- Mar 3, '11 by juzmeHow about a portable curtain for privacy in the back of the classroom? If the school is for special needs children then surely this could be done. Where I use to work when one of our clients had a seizure, needed suctioned, etc. we would attend to their needs as another person just put the the curtain up(sorry, I forgot the actual name, but it is on whels and has two curtains you just open)it was so very convenient and gave much needed privacy for our clients:-)
- Mar 4, '11 by Blackcat99Thanks juzme. Mom had a talk with the school principal and said that she didn't want the child suctioned in the bathroom anymore. I was told that the principal had told the teacher about it. I arrived at the school and the principal had not talked to the teacher. I then told the teacher that I would not be suctioning in the bathroom. She was very upset and said "I have other children in this classroom that I need to think about. The teacher then said "There is probably more germs in the classroom than the bathroom". I said No, bathrooms are very dirty and have more germs. I said "Why don't I try suctioning in the back of the classroom. I told her that yes I knew the children would be curious at first but would probably lose interest once they got used to it." I then suctioned the child twice in the back of the class. The teacher than reported me to the principal. The principal then attacked me and said that since I had to change his diaper in the bathroom why not just suction in the bathroom at that time too.
I finally had to be super assertive and had to keep repeating myself over and over. I said "His mother said that he is not be suctioned in the bathroom at any time. Therefore I absolutely will not be suctioning him in the bathroom . . Anyway, Mom will be attending a special school meeting soon. She said she is bringing 2 VIP's with her to the meeting. I think the curtain sounds like a good idea. Right now, the teacher and principal are insisting that the nurse take the patient outside the classroom and out in the hallway to do the suctioning.
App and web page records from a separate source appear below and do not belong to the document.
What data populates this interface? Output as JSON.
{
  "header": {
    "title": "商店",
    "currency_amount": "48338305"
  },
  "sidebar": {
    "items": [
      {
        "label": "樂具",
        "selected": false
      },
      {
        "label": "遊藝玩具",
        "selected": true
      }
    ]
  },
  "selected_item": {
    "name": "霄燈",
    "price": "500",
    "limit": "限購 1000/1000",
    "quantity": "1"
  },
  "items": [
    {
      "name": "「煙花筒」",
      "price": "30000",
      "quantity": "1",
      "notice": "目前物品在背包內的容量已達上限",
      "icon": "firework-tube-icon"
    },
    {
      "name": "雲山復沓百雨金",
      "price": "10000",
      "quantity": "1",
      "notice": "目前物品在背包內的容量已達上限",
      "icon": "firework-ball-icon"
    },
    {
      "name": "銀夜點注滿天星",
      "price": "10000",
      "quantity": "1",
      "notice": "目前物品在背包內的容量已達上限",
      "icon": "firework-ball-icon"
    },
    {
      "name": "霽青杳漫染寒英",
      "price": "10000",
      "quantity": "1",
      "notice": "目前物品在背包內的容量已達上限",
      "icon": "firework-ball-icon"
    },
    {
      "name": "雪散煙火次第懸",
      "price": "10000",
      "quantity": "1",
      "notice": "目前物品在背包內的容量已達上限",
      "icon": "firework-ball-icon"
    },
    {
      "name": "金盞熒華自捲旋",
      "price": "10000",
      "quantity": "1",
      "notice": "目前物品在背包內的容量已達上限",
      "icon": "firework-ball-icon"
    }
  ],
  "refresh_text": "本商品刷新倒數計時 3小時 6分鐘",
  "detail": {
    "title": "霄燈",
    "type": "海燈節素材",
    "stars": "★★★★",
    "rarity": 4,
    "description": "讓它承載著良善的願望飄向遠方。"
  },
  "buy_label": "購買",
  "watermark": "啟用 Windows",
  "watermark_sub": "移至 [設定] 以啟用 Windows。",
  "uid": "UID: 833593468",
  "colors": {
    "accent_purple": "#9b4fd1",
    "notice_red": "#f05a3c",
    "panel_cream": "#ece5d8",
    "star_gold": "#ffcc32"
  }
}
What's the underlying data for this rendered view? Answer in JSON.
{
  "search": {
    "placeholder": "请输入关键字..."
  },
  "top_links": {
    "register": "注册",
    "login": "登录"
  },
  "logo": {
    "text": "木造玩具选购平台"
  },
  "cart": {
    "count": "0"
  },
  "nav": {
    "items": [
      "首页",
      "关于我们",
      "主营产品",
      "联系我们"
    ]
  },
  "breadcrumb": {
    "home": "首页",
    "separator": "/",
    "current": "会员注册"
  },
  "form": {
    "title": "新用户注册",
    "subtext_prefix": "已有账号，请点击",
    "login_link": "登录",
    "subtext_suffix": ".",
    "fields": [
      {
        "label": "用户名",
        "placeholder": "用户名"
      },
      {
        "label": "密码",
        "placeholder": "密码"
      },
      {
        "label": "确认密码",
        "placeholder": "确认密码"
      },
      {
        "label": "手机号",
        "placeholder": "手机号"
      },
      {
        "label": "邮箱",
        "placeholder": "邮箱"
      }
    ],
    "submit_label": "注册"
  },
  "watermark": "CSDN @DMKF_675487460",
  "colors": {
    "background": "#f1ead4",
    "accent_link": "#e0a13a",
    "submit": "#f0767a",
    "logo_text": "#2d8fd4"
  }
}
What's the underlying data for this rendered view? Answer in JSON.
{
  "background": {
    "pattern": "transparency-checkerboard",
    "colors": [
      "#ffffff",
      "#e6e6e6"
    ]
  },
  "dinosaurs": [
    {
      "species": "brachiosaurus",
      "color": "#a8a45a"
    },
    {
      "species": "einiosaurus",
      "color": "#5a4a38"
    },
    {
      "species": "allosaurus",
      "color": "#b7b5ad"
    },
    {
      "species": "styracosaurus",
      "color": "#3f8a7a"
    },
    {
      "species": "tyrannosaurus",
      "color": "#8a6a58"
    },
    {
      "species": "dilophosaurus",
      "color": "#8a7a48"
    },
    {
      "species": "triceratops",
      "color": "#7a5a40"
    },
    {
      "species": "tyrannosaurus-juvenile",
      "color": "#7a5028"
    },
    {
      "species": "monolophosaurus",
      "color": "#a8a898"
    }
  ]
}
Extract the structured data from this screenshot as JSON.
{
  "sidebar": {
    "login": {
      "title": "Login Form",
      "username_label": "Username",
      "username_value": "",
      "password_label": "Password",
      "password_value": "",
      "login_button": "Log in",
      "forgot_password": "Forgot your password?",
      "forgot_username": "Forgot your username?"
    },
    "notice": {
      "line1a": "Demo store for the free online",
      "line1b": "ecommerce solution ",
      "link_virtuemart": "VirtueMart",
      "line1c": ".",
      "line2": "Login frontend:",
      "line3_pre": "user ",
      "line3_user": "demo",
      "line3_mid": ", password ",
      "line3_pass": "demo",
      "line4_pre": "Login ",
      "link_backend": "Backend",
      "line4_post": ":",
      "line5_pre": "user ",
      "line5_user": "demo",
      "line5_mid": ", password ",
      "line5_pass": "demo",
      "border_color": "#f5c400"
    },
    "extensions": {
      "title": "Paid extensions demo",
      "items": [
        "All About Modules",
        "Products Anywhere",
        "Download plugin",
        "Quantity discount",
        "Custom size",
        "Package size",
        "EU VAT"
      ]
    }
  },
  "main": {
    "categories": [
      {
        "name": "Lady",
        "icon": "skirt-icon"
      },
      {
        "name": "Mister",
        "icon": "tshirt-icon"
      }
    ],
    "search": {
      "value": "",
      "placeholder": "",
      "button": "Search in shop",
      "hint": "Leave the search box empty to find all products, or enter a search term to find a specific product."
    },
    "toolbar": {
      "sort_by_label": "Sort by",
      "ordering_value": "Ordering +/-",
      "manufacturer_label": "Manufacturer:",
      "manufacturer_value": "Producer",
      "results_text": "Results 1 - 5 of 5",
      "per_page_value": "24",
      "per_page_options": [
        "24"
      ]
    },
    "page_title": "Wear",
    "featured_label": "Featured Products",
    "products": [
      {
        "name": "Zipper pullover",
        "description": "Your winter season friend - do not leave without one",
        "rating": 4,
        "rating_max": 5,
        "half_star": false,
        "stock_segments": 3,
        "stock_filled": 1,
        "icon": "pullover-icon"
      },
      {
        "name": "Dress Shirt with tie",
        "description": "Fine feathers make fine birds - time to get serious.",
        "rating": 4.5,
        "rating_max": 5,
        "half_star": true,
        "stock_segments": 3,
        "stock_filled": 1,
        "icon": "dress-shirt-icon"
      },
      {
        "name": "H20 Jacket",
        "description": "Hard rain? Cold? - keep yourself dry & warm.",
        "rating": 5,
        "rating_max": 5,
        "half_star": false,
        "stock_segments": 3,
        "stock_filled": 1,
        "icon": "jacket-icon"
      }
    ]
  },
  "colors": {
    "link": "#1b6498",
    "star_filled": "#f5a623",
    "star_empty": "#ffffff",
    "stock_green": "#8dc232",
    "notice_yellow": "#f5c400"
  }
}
- Mar 4, '11 by CloudySueSounds like the teacher is the one with the problem with it. Some people just cannot handle biological "ick". I know even some nurses cannot handle sputum. I have no problem w it, but I do have a problem with emesis. If I had to watch a kid vomit everyday I would be very upset and probably react in the way this teacher has been. The latest approach to special ed, mainstreaming, is not popular amongst many teachers who were educated before mainstreaming came about, and some teachers truly resent having to tailor their teaching to accomodate special needs kids. Too bad, this child has rights and the teacher is just going to have to suck it up (pun very much intended!)